  • All executives cited the explosion of data—highlighting that when it comes to EMRs, it is no longer only about data collection and management, but also about how to synthesize the data into useable information.
  • Medical devices play an important role in meeting nurses’ priorities of improving patient care.  Medical device integration can help with proper data validation, improved data accuracy, and data collection, which in turn will allow more time for frontline nurses to interact with patients and more positively impact the overall patient care experience.
  • Respondents reported that integrating medical devices is a priority in order to ensure that documentation is more comprehensive and to reduce the likelihood of errors.
  • CMIOs in particular recognized the pressing need of medical device integration and the value it will have on improved patient care (and patient care experience, which can impact overall patient satisfaction scores), clinical data collection, increased patient safety, and improved EMR adoption.

As the feedback to this study highlights, ARRA will continue to be a significant factor for hospitals formalizing EMR strategies with the use of integrated medical devices, and we can expect that capital and operating budgets will be adjusted accordingly. This will be especially true after hospitals have achieved Stage One of the meaningful use criteria and the desired EMR data collection and management levels to receive ARRA funding; device integration facilitates the accuracy and faster delivery of clinical data and therefore should help in meeting this criteria. As the roles of both the CMIO and CNO continue to evolve on different paths, one thing they have in common is very clear: both are vested in using technology to improve patient care. As the study found, medical device integration will be a key solution on the road to achieving a fully functional, integrated EMR environment and helping healthcare organizations increase quality and safety when it comes to patient care.

Susan Niemeier is chief nursing officer and clinical product manager for Capsule Technologies in Andover, Massachusetts. She may be contacted at 978-482-2300 or follow her on Twitter at www.twitter.com/susanniemeierRN.

The full report, Medical Device Integration: CMIO and CNO Perspectives, is available for download at www.capsuletech.com.

SPONSORS
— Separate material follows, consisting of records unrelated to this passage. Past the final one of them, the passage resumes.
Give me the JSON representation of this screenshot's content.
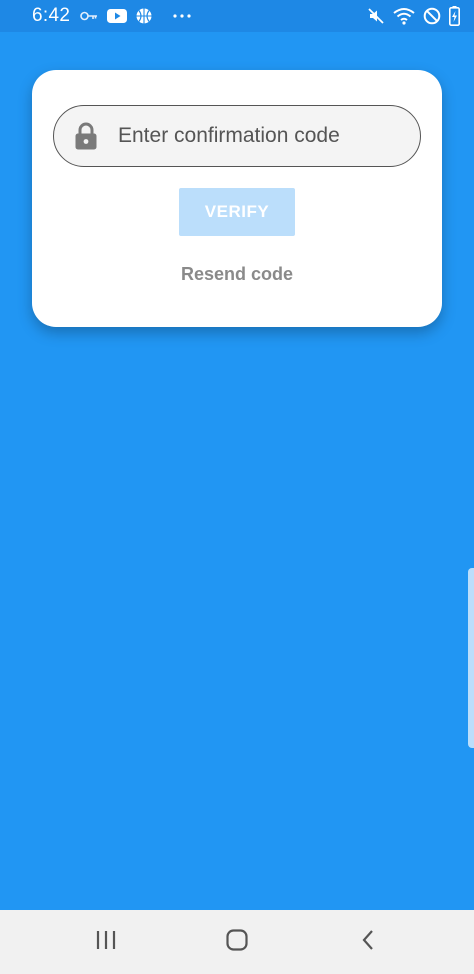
{
  "status_bar": {
    "time": "6:42",
    "left_icons": [
      "key-icon",
      "youtube-icon",
      "basketball-icon",
      "more-dots-icon"
    ],
    "right_icons": [
      "mute-icon",
      "wifi-icon",
      "do-not-disturb-icon",
      "battery-charging-icon"
    ]
  },
  "card": {
    "code_field": {
      "icon": "lock-icon",
      "placeholder": "Enter confirmation code",
      "value": ""
    },
    "verify_label": "VERIFY",
    "resend_label": "Resend code"
  },
  "nav_bar": {
    "buttons": [
      "recent-apps-icon",
      "home-icon",
      "back-icon"
    ]
  },
  "colors": {
    "background": "#2196F3",
    "status_bar": "#1E88E5",
    "verify_disabled": "#BBDEFB",
    "resend_text": "#8a8a8a"
  }
}
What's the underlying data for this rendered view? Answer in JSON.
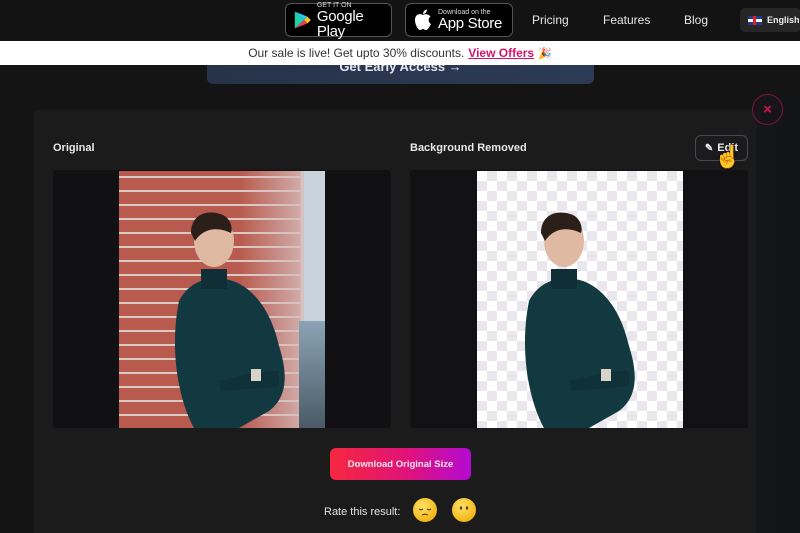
{
  "nav": {
    "google_play": {
      "small": "GET IT ON",
      "big": "Google Play"
    },
    "app_store": {
      "small": "Download on the",
      "big": "App Store"
    },
    "links": [
      "Pricing",
      "Features",
      "Blog"
    ],
    "language": "English"
  },
  "banner": {
    "text": "Our sale is live! Get upto 30% discounts.",
    "link": "View Offers",
    "emoji": "🎉"
  },
  "early_access": {
    "label": "Get Early Access →"
  },
  "modal": {
    "close_label": "×",
    "original_label": "Original",
    "removed_label": "Background Removed",
    "edit_label": "Edit",
    "edit_icon": "✎",
    "download_label": "Download Original Size",
    "rate_label": "Rate this result:",
    "ratings": [
      "😔",
      "😶"
    ]
  },
  "colors": {
    "accent_pink": "#d3146e",
    "gradient_start": "#f6283f",
    "gradient_end": "#b30ad3",
    "close_red": "#d3144f"
  }
}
ABQAURP American Society for Quality American Society for Quality Healthcare Division Consumers Advancing Patient Safety
EMPSF Institute for Safe Medical Practices
           
Medically Induced Trauma Support Services (MITSS) Medication Safety Officers Society NPSF Partnership for Patient Safety Society to Improve Diagnosis in Medicine